Problem to solve:
State how many lines in the listing below include the word "Pulo", and add nothing besides the number.

Provided material:
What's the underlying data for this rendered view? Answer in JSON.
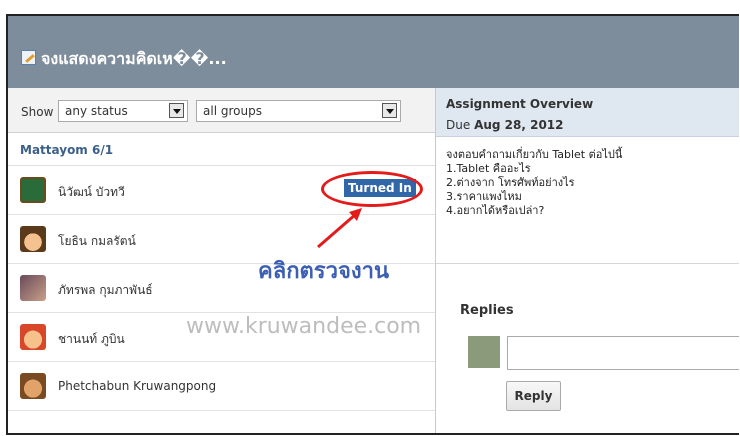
{
  "title": "จงแสดงความคิดเห��...",
  "filters": {
    "show_label": "Show",
    "status_value": "any status",
    "groups_value": "all groups"
  },
  "group_name": "Mattayom 6/1",
  "students": [
    {
      "name": "นิวัฒน์ บัวทวี",
      "status": "Turned In"
    },
    {
      "name": "โยธิน กมลรัตน์",
      "status": ""
    },
    {
      "name": "ภัทรพล กุมภาพันธ์",
      "status": ""
    },
    {
      "name": "ชานนท์ ภูบิน",
      "status": ""
    },
    {
      "name": "Phetchabun Kruwangpong",
      "status": ""
    }
  ],
  "overview": {
    "heading": "Assignment Overview",
    "due_prefix": "Due",
    "due_date": "Aug 28, 2012",
    "lines": [
      "จงตอบคำถามเกี่ยวกับ Tablet ต่อไปนี้",
      "1.Tablet คืออะไร",
      "2.ต่างจาก โทรศัพท์อย่างไร",
      "3.ราคาแพงไหม",
      "4.อยากได้หรือเปล่า?"
    ]
  },
  "replies": {
    "heading": "Replies",
    "button_label": "Reply"
  },
  "annotation": {
    "callout_text": "คลิกตรวจงาน",
    "watermark_text": "www.kruwandee.com",
    "highlight_color": "#e31b1b"
  },
  "icons": {
    "title_icon": "edit-note-icon",
    "dropdown_icon": "chevron-down-icon"
  }
}
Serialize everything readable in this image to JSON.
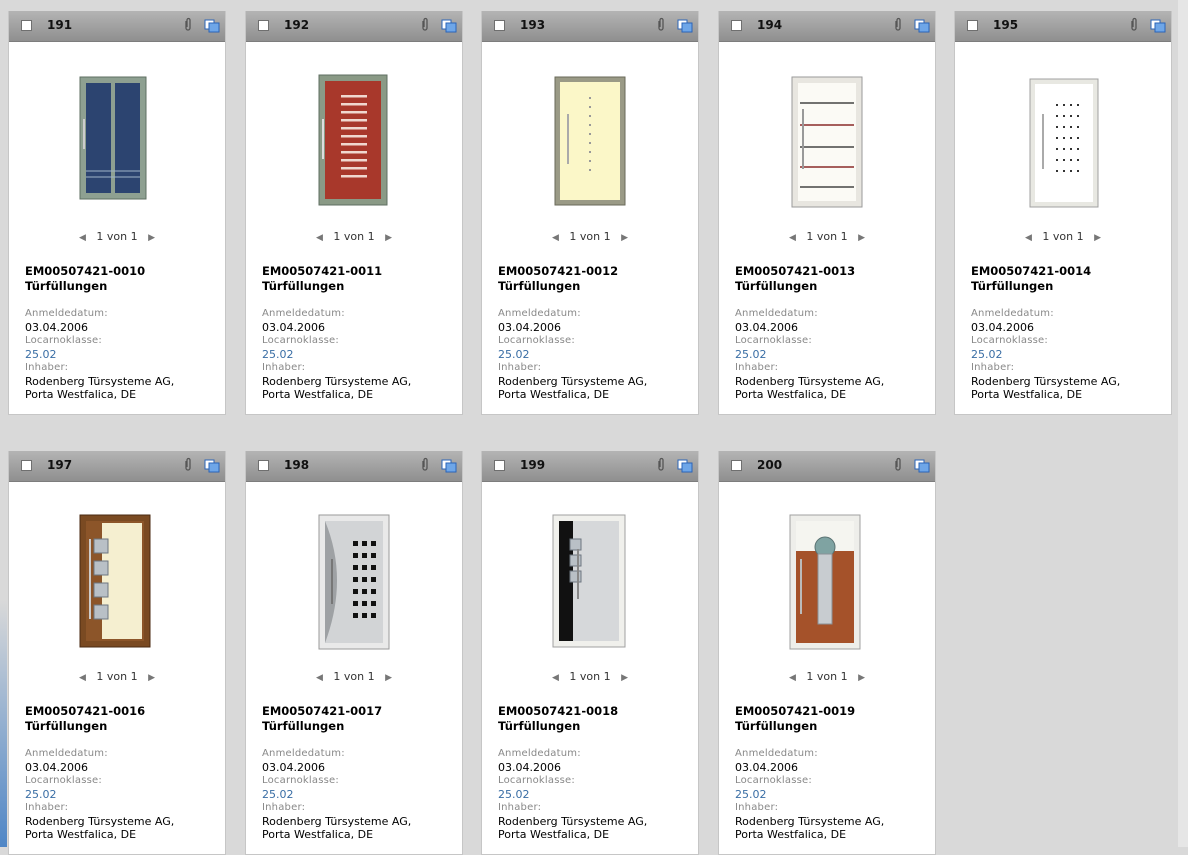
{
  "pager": {
    "prev_icon": "arrow-left-icon",
    "next_icon": "arrow-right-icon"
  },
  "labels": {
    "filing_date": "Anmeldedatum:",
    "locarno": "Locarnoklasse:",
    "owner": "Inhaber:"
  },
  "colors": {
    "header": "#9e9e9e",
    "link": "#3a6ea5",
    "background": "#d9d9d9"
  },
  "cards": [
    {
      "number": "191",
      "pager": "1 von 1",
      "id": "EM00507421-0010",
      "title": "Türfüllungen",
      "date": "03.04.2006",
      "locarno": "25.02",
      "owner1": "Rodenberg Türsysteme AG,",
      "owner2": "Porta Westfalica, DE",
      "design": "door-blue-glass"
    },
    {
      "number": "192",
      "pager": "1 von 1",
      "id": "EM00507421-0011",
      "title": "Türfüllungen",
      "date": "03.04.2006",
      "locarno": "25.02",
      "owner1": "Rodenberg Türsysteme AG,",
      "owner2": "Porta Westfalica, DE",
      "design": "door-red-bars"
    },
    {
      "number": "193",
      "pager": "1 von 1",
      "id": "EM00507421-0012",
      "title": "Türfüllungen",
      "date": "03.04.2006",
      "locarno": "25.02",
      "owner1": "Rodenberg Türsysteme AG,",
      "owner2": "Porta Westfalica, DE",
      "design": "door-cream-dots"
    },
    {
      "number": "194",
      "pager": "1 von 1",
      "id": "EM00507421-0013",
      "title": "Türfüllungen",
      "date": "03.04.2006",
      "locarno": "25.02",
      "owner1": "Rodenberg Türsysteme AG,",
      "owner2": "Porta Westfalica, DE",
      "design": "door-white-lines"
    },
    {
      "number": "195",
      "pager": "1 von 1",
      "id": "EM00507421-0014",
      "title": "Türfüllungen",
      "date": "03.04.2006",
      "locarno": "25.02",
      "owner1": "Rodenberg Türsysteme AG,",
      "owner2": "Porta Westfalica, DE",
      "design": "door-white-dotgrid"
    },
    {
      "number": "197",
      "pager": "1 von 1",
      "id": "EM00507421-0016",
      "title": "Türfüllungen",
      "date": "03.04.2006",
      "locarno": "25.02",
      "owner1": "Rodenberg Türsysteme AG,",
      "owner2": "Porta Westfalica, DE",
      "design": "door-wood-squares"
    },
    {
      "number": "198",
      "pager": "1 von 1",
      "id": "EM00507421-0017",
      "title": "Türfüllungen",
      "date": "03.04.2006",
      "locarno": "25.02",
      "owner1": "Rodenberg Türsysteme AG,",
      "owner2": "Porta Westfalica, DE",
      "design": "door-steel-holes"
    },
    {
      "number": "199",
      "pager": "1 von 1",
      "id": "EM00507421-0018",
      "title": "Türfüllungen",
      "date": "03.04.2006",
      "locarno": "25.02",
      "owner1": "Rodenberg Türsysteme AG,",
      "owner2": "Porta Westfalica, DE",
      "design": "door-steel-black"
    },
    {
      "number": "200",
      "pager": "1 von 1",
      "id": "EM00507421-0019",
      "title": "Türfüllungen",
      "date": "03.04.2006",
      "locarno": "25.02",
      "owner1": "Rodenberg Türsysteme AG,",
      "owner2": "Porta Westfalica, DE",
      "design": "door-wood-keyhole"
    }
  ]
}
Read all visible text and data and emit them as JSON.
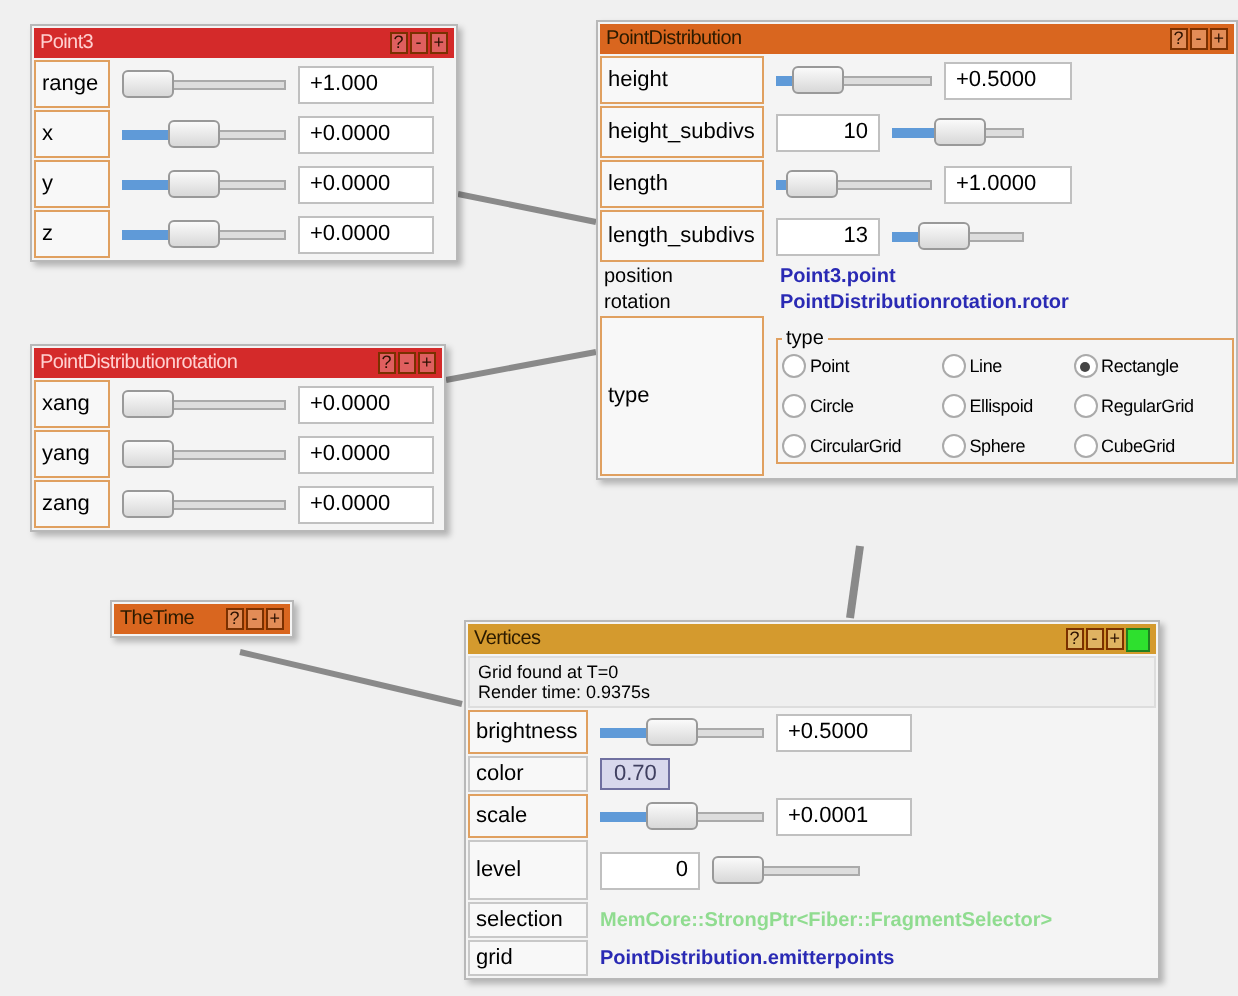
{
  "nodes": [
    {
      "title": "Point3",
      "color": "#d42a2a",
      "buttons": [
        "?",
        "-",
        "+"
      ],
      "indicator": false,
      "rows": [
        {
          "kind": "slider",
          "label": "range",
          "level": 0.0,
          "value": "+1.000"
        },
        {
          "kind": "slider",
          "label": "x",
          "level": 0.4,
          "value": "+0.0000"
        },
        {
          "kind": "slider",
          "label": "y",
          "level": 0.4,
          "value": "+0.0000"
        },
        {
          "kind": "slider",
          "label": "z",
          "level": 0.4,
          "value": "+0.0000"
        }
      ]
    },
    {
      "title": "PointDistributionrotation",
      "color": "#d42a2a",
      "buttons": [
        "?",
        "-",
        "+"
      ],
      "indicator": false,
      "rows": [
        {
          "kind": "slider",
          "label": "xang",
          "level": 0.0,
          "value": "+0.0000"
        },
        {
          "kind": "slider",
          "label": "yang",
          "level": 0.0,
          "value": "+0.0000"
        },
        {
          "kind": "slider",
          "label": "zang",
          "level": 0.0,
          "value": "+0.0000"
        }
      ]
    },
    {
      "title": "PointDistribution",
      "color": "#d9661f",
      "buttons": [
        "?",
        "-",
        "+"
      ],
      "indicator": false,
      "rows": [
        {
          "kind": "slider",
          "label": "height",
          "level": 0.15,
          "value": "+0.5000"
        },
        {
          "kind": "counter",
          "label": "height_subdivs",
          "level": 0.5,
          "value": "10"
        },
        {
          "kind": "slider",
          "label": "length",
          "level": 0.1,
          "value": "+1.0000"
        },
        {
          "kind": "counter",
          "label": "length_subdivs",
          "level": 0.3,
          "value": "13"
        },
        {
          "kind": "link",
          "label": "position",
          "value": "Point3.point",
          "color": "#2a2ab4"
        },
        {
          "kind": "link",
          "label": "rotation",
          "value": "PointDistributionrotation.rotor",
          "color": "#2a2ab4"
        },
        {
          "kind": "radio_group",
          "label": "type",
          "legend": "type",
          "options": [
            {
              "label": "Point",
              "selected": false
            },
            {
              "label": "Line",
              "selected": false
            },
            {
              "label": "Rectangle",
              "selected": true
            },
            {
              "label": "Circle",
              "selected": false
            },
            {
              "label": "Ellispoid",
              "selected": false
            },
            {
              "label": "RegularGrid",
              "selected": false
            },
            {
              "label": "CircularGrid",
              "selected": false
            },
            {
              "label": "Sphere",
              "selected": false
            },
            {
              "label": "CubeGrid",
              "selected": false
            }
          ]
        }
      ]
    },
    {
      "title": "TheTime",
      "color": "#d9661f",
      "buttons": [
        "?",
        "-",
        "+"
      ],
      "indicator": false
    },
    {
      "title": "Vertices",
      "color": "#d49a2e",
      "buttons": [
        "?",
        "-",
        "+"
      ],
      "indicator": true,
      "rows": [
        {
          "kind": "info",
          "lines": [
            "Grid found at T=0",
            "Render time: 0.9375s"
          ]
        },
        {
          "kind": "slider",
          "label": "brightness",
          "level": 0.4,
          "value": "+0.5000"
        },
        {
          "kind": "color",
          "label": "color",
          "value": "0.70"
        },
        {
          "kind": "slider",
          "label": "scale",
          "level": 0.4,
          "value": "+0.0001"
        },
        {
          "kind": "counter",
          "label": "level",
          "level": 0.0,
          "value": "0"
        },
        {
          "kind": "link",
          "label": "selection",
          "value": "MemCore::StrongPtr<Fiber::FragmentSelector>",
          "color": "#90dc90"
        },
        {
          "kind": "link",
          "label": "grid",
          "value": "PointDistribution.emitterpoints",
          "color": "#2a2ab4"
        }
      ]
    }
  ]
}
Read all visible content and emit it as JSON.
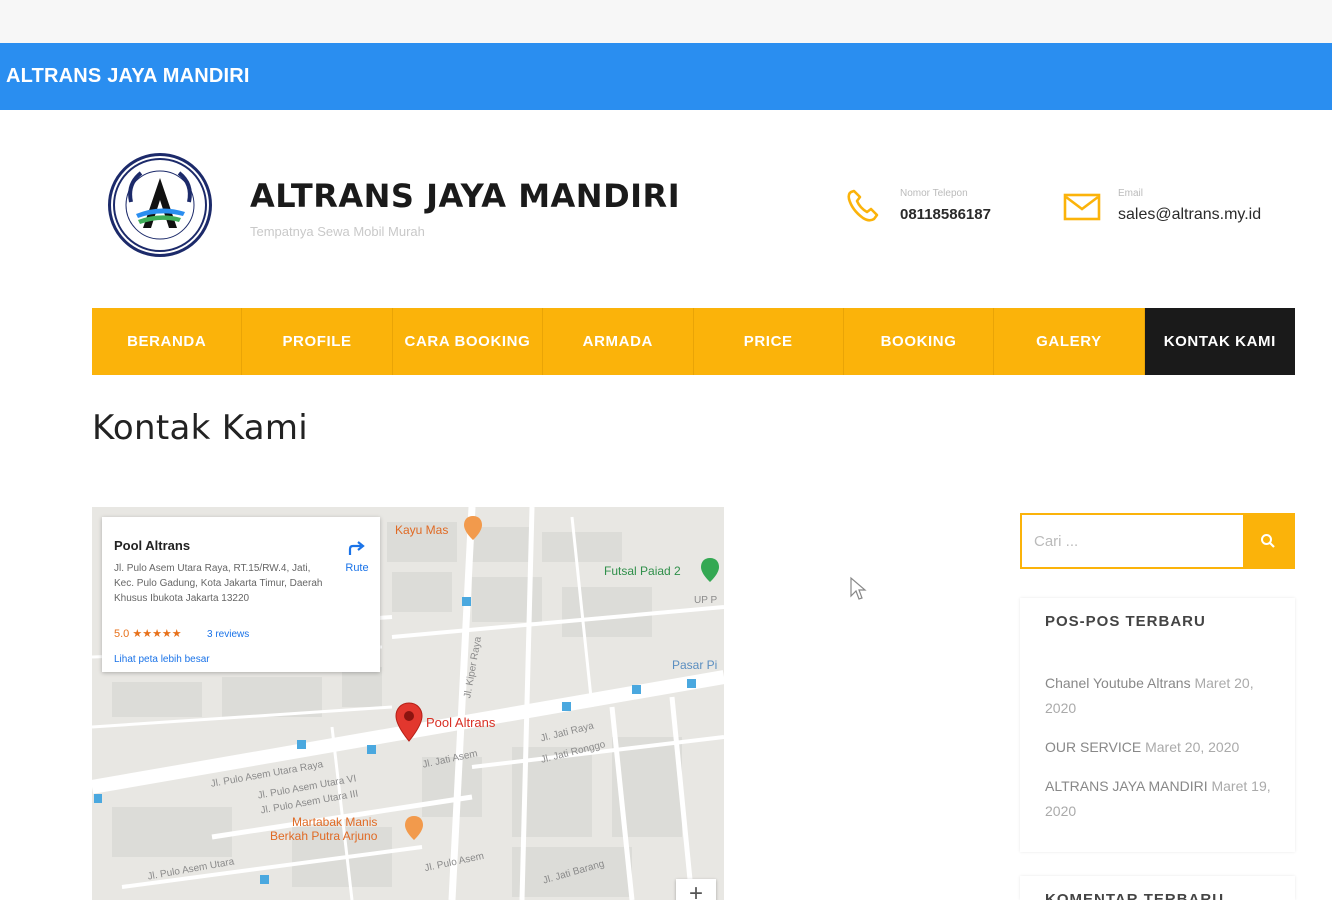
{
  "topbar": {
    "brand": "ALTRANS JAYA MANDIRI"
  },
  "header": {
    "title": "ALTRANS JAYA MANDIRI",
    "tagline": "Tempatnya Sewa Mobil Murah",
    "phone": {
      "label": "Nomor Telepon",
      "value": "08118586187",
      "icon": "phone-icon"
    },
    "email": {
      "label": "Email",
      "value": "sales@altrans.my.id",
      "icon": "mail-icon"
    }
  },
  "nav": {
    "items": [
      {
        "label": "BERANDA"
      },
      {
        "label": "PROFILE"
      },
      {
        "label": "CARA BOOKING"
      },
      {
        "label": "ARMADA"
      },
      {
        "label": "PRICE"
      },
      {
        "label": "BOOKING"
      },
      {
        "label": "GALERY"
      },
      {
        "label": "KONTAK KAMI"
      }
    ],
    "active": "KONTAK KAMI"
  },
  "page": {
    "title": "Kontak Kami"
  },
  "map": {
    "card": {
      "name": "Pool Altrans",
      "address": "Jl. Pulo Asem Utara Raya, RT.15/RW.4, Jati, Kec. Pulo Gadung, Kota Jakarta Timur, Daerah Khusus Ibukota Jakarta 13220",
      "rating": "5.0 ★★★★★",
      "reviews": "3 reviews",
      "larger_map": "Lihat peta lebih besar",
      "directions": "Rute"
    },
    "places": {
      "kayu_mas": "Kayu Mas",
      "futsal": "Futsal Paiad 2",
      "pasar": "Pasar Pi",
      "pool": "Pool Altrans",
      "martabak": "Martabak Manis",
      "berkah": "Berkah Putra Arjuno",
      "up": "UP P"
    },
    "streets": {
      "pulo_asem": "Jl. Pulo Asem Utara Raya",
      "pulo_asem_1": "Jl. Pulo Asem Utara VI",
      "pulo_asem_2": "Jl. Pulo Asem Utara III",
      "pulo_asem_3": "Jl. Pulo Asem Utara",
      "jati_1": "Jl. Jati Asem",
      "jati_2": "Jl. Jati Raya",
      "jati_3": "Jl. Jati Ronggo",
      "jati_4": "Jl. Jati Barang",
      "kiper": "Jl. Kiper Raya",
      "pulo_asem_raya": "Jl. Pulo Asem"
    },
    "zoom_in": "+"
  },
  "sidebar": {
    "search": {
      "placeholder": "Cari ..."
    },
    "recent_posts": {
      "title": "POS-POS TERBARU",
      "items": [
        {
          "title": "Chanel Youtube Altrans",
          "date": "Maret 20, 2020"
        },
        {
          "title": "OUR SERVICE",
          "date": "Maret 20, 2020"
        },
        {
          "title": "ALTRANS JAYA MANDIRI",
          "date": "Maret 19, 2020"
        }
      ]
    },
    "recent_comments": {
      "title": "KOMENTAR TERBARU"
    }
  },
  "colors": {
    "topbar": "#2a8ef0",
    "nav": "#fbb30a",
    "nav_active": "#1a1a1a",
    "accent": "#fbb30a"
  }
}
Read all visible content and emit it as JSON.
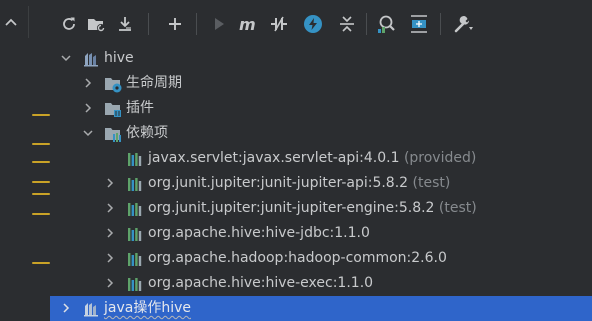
{
  "tree": {
    "root": {
      "label": "hive",
      "icon": "maven-module-icon"
    },
    "nodes": [
      {
        "label": "生命周期",
        "suffix": "",
        "icon": "lifecycle-folder-icon",
        "level": 1,
        "expand": "collapsed"
      },
      {
        "label": "插件",
        "suffix": "",
        "icon": "plugins-folder-icon",
        "level": 1,
        "expand": "collapsed"
      },
      {
        "label": "依赖项",
        "suffix": "",
        "icon": "dependencies-folder-icon",
        "level": 1,
        "expand": "expanded"
      },
      {
        "label": "javax.servlet:javax.servlet-api:4.0.1",
        "suffix": "(provided)",
        "icon": "library-icon",
        "level": 2,
        "expand": "none"
      },
      {
        "label": "org.junit.jupiter:junit-jupiter-api:5.8.2",
        "suffix": "(test)",
        "icon": "library-icon",
        "level": 2,
        "expand": "collapsed"
      },
      {
        "label": "org.junit.jupiter:junit-jupiter-engine:5.8.2",
        "suffix": "(test)",
        "icon": "library-icon",
        "level": 2,
        "expand": "collapsed"
      },
      {
        "label": "org.apache.hive:hive-jdbc:1.1.0",
        "suffix": "",
        "icon": "library-icon",
        "level": 2,
        "expand": "collapsed"
      },
      {
        "label": "org.apache.hadoop:hadoop-common:2.6.0",
        "suffix": "",
        "icon": "library-icon",
        "level": 2,
        "expand": "collapsed"
      },
      {
        "label": "org.apache.hive:hive-exec:1.1.0",
        "suffix": "",
        "icon": "library-icon",
        "level": 2,
        "expand": "collapsed"
      }
    ],
    "selected": {
      "label": "java操作hive",
      "icon": "maven-module-icon"
    }
  },
  "toolbar": {
    "buttons": [
      "reload-icon",
      "generate-sources-icon",
      "download-icon",
      "add-icon",
      "run-icon",
      "execute-goal-icon",
      "toggle-offline-icon",
      "skip-tests-icon",
      "collapse-icon",
      "analyze-dependencies-icon",
      "show-dependencies-icon",
      "settings-icon"
    ]
  },
  "colors": {
    "background": "#2b2d30",
    "selection": "#2f65ca",
    "text": "#c8cacc",
    "muted": "#868a8e",
    "accent_blue": "#3592c4",
    "library_green": "#5ea36a"
  }
}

Reply to the exercise:
6